     In other instances description has been made of substitution of the concrete and immediate, for the abstract or real meaning. . . . There is a tendency for thinking to be concerned with the factual rather than the abstract. Decisions are made along practical lines . . . introspection no longer interests the patient.

The relationship of language and awareness (world view)

     I do not suggest that there is any more than a very tentative clue here. It could be that the adoption of a European language by a native would effectively change his awareness also. It seems, in fact, most probable. And it could be that a European by birth who had been brought up to speak no other language than some African dialect, would share their particular form of awareness and would thus appear to be not unlike the European leucotomized patient. There must surely be plenty of cases where this has happened which would go a long way towards settling whether the native thinks as he does because of a form of mental 'deficiency,' or merely because his thought patterns have been predetermined for him by the language he inherited as a child, and that he therefore has little or no need to use the frontal lobes.

54. Otenasek, Frank J., "Some Considerations of the Total Personality in Prefrontal Brain Surgery," Bulletin of the Isaac Ray Medical Library, published by Butler Hospital, Providence, R. I., vol. 1, Oct., 1953, p.83ff.
55. Otenasek, Frank J., ibid, p.94.

     pg.19 of 20    

    Once such a pattern of thinking had been established in the childhood of any Culture and the language had become structured more or less firmly, this would guarantee the preservation to a large extent of the form of world-view.
     Benjamin Lee Whorf puts the question this way:

     How does such a network of language, culture, and behaviour come about historically? Which was first, the language patterns or the cultural norms? In the main they have grown up together constantly influencing each other. But in this Partnership, the nature of the language is the factor that limits free plasticity and rigidifies channels of development in the more autocratic way, This is because language is a system, not just an assemblage of norms.

56. Whorf, Benjamin Lee, Language, Thought, and Reality, Selected Writings of Benjamin Lee Whorf, edited by John B. Carrol, Boston, MA, Massachusetts Institute of Technology Press, 1956, p.156.  

     pg.20 of 20    
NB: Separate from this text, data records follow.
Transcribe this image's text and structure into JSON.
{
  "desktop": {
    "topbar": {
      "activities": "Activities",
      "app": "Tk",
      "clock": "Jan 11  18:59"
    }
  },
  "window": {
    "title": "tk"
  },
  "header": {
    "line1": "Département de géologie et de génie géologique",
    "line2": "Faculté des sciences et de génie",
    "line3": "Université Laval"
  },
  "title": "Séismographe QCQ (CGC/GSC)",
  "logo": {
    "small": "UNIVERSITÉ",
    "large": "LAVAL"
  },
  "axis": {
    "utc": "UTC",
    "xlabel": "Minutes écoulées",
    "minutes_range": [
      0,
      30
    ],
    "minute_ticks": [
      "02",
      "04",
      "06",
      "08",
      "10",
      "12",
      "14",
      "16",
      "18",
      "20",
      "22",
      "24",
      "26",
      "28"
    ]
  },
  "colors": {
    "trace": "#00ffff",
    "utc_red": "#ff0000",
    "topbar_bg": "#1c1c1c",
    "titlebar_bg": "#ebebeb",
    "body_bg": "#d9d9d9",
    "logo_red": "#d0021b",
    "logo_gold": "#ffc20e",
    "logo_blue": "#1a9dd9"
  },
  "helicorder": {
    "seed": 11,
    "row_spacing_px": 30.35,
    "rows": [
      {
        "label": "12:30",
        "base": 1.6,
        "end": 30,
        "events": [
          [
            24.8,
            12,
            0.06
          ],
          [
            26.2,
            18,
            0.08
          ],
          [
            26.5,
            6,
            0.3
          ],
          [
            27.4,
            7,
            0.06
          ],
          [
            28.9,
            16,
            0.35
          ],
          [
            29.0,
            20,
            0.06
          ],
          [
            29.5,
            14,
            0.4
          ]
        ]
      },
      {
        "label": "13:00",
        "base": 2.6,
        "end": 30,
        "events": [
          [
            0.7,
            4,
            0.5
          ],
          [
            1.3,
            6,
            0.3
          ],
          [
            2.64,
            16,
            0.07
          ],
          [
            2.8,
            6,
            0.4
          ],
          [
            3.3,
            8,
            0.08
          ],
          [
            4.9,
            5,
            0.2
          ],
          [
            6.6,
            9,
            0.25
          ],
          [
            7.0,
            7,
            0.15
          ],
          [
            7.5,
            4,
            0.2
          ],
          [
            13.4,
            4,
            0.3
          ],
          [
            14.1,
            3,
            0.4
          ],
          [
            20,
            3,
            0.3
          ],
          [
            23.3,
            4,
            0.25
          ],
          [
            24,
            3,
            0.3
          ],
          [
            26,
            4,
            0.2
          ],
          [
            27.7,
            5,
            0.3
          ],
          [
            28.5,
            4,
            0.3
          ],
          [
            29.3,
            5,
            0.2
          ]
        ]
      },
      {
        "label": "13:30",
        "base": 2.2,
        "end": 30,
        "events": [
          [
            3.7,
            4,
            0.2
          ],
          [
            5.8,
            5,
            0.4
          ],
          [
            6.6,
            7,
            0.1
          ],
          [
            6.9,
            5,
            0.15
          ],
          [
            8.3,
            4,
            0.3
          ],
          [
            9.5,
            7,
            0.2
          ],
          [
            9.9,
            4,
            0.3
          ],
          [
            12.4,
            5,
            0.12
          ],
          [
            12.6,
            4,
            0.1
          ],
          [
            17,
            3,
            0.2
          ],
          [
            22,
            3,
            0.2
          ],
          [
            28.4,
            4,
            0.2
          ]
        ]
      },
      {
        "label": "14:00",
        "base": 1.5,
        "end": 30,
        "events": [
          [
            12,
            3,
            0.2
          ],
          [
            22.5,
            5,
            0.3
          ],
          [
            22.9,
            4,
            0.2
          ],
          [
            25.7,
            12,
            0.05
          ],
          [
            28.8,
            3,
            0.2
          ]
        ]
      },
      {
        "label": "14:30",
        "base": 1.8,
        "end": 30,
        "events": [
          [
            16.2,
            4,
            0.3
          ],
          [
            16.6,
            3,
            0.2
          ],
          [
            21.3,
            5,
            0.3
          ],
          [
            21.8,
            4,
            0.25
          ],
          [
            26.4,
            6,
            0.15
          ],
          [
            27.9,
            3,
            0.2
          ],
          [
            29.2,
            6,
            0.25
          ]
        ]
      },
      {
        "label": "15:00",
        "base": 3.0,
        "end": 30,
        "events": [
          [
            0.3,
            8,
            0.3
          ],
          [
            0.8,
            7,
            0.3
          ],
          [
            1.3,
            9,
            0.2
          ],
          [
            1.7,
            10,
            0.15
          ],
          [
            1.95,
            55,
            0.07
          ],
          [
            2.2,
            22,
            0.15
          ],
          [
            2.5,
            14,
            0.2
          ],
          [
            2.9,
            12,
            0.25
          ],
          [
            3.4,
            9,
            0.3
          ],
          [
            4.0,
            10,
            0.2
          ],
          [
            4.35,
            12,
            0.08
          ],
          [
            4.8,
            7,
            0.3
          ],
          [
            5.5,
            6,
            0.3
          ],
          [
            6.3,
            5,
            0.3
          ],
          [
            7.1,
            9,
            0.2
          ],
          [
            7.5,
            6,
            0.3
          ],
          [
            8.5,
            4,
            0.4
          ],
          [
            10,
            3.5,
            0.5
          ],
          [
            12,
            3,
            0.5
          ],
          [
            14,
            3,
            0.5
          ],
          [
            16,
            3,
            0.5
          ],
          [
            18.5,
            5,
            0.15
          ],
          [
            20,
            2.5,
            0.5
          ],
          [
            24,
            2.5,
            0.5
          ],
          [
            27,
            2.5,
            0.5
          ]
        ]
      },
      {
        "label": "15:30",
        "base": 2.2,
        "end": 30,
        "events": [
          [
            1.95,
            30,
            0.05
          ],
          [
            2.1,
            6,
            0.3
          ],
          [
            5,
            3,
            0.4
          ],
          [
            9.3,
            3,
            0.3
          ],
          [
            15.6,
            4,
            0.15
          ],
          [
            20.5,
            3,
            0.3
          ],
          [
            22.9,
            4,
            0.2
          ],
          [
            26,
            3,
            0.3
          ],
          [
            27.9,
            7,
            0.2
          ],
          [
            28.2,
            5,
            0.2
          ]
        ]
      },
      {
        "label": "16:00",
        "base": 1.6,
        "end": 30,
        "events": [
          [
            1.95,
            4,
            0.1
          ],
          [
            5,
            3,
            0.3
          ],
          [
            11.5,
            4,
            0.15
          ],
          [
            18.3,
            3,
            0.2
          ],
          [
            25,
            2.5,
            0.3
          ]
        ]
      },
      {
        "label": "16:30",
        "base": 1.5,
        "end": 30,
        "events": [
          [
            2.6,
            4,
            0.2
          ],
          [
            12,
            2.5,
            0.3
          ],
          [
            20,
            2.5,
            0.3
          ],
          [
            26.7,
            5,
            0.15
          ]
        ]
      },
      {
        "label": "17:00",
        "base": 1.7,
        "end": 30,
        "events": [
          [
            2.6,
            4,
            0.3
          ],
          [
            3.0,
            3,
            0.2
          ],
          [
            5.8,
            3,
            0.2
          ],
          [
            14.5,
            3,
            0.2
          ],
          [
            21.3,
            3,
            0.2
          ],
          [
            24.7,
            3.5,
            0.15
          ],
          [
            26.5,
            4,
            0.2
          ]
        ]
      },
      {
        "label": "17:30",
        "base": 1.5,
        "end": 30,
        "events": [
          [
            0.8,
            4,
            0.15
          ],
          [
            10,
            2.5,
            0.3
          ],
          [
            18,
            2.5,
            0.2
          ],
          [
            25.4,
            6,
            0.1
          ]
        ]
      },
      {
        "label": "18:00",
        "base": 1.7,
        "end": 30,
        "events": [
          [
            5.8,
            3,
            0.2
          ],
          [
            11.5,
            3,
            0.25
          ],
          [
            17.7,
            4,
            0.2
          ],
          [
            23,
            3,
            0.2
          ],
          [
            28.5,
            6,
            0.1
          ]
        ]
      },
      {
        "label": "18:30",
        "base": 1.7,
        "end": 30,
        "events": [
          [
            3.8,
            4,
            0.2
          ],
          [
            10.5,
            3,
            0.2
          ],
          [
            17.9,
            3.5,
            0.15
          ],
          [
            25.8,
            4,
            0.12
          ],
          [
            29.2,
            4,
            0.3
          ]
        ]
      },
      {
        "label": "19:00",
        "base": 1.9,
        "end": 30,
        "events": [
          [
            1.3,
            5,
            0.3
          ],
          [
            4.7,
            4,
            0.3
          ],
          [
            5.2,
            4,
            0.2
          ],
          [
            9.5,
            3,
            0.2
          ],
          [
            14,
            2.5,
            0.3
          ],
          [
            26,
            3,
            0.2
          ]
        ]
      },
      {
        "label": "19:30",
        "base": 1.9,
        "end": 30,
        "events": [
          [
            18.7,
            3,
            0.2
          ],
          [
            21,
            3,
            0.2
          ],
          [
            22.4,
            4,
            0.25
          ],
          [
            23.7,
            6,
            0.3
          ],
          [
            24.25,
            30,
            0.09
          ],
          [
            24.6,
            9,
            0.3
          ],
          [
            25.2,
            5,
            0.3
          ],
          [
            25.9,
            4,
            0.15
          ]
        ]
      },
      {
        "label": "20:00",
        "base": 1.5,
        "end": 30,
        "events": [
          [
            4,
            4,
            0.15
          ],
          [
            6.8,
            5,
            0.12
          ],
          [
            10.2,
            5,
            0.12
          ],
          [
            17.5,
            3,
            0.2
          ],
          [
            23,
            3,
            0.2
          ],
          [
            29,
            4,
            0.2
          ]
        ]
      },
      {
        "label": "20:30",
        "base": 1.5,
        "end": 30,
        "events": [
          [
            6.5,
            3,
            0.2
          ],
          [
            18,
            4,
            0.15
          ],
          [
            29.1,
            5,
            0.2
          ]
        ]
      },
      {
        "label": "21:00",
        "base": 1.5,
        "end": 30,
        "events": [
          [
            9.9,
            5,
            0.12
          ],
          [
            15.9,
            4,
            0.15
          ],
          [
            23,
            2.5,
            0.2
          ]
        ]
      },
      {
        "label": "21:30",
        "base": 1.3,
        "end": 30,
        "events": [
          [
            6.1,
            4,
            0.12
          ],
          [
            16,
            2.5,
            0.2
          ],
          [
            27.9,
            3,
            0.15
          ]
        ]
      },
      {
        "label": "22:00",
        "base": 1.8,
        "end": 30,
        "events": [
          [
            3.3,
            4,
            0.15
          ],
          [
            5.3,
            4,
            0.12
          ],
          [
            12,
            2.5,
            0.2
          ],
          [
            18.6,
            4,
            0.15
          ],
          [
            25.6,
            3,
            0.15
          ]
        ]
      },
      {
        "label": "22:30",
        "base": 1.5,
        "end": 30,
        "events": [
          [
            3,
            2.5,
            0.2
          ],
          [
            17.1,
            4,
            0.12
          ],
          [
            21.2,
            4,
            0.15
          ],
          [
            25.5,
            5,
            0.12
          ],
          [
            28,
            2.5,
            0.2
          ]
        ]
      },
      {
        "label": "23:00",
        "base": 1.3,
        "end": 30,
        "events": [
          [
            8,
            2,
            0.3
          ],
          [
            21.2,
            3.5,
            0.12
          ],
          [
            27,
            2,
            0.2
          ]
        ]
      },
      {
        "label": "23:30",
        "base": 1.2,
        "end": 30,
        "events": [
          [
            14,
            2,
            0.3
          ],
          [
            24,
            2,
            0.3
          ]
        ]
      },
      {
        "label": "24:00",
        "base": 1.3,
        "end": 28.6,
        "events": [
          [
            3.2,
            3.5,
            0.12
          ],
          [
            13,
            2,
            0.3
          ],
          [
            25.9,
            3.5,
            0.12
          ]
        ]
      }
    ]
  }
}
Copyright © 1988 Evelyn White. All rights reserved

Previous Chapter                                                                   Next Chapter (Part IV)
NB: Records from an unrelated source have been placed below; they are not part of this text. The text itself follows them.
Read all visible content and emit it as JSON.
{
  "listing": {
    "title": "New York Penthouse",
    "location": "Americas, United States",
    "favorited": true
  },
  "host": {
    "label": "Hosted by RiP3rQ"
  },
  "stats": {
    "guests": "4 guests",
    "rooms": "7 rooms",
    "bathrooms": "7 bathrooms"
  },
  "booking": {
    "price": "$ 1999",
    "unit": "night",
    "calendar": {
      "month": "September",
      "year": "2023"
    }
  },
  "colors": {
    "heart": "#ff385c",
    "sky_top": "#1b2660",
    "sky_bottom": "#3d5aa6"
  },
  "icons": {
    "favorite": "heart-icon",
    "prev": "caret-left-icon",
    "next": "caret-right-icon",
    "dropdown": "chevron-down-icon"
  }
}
Home | Biography | The Books | Search | Order Books | Contact Us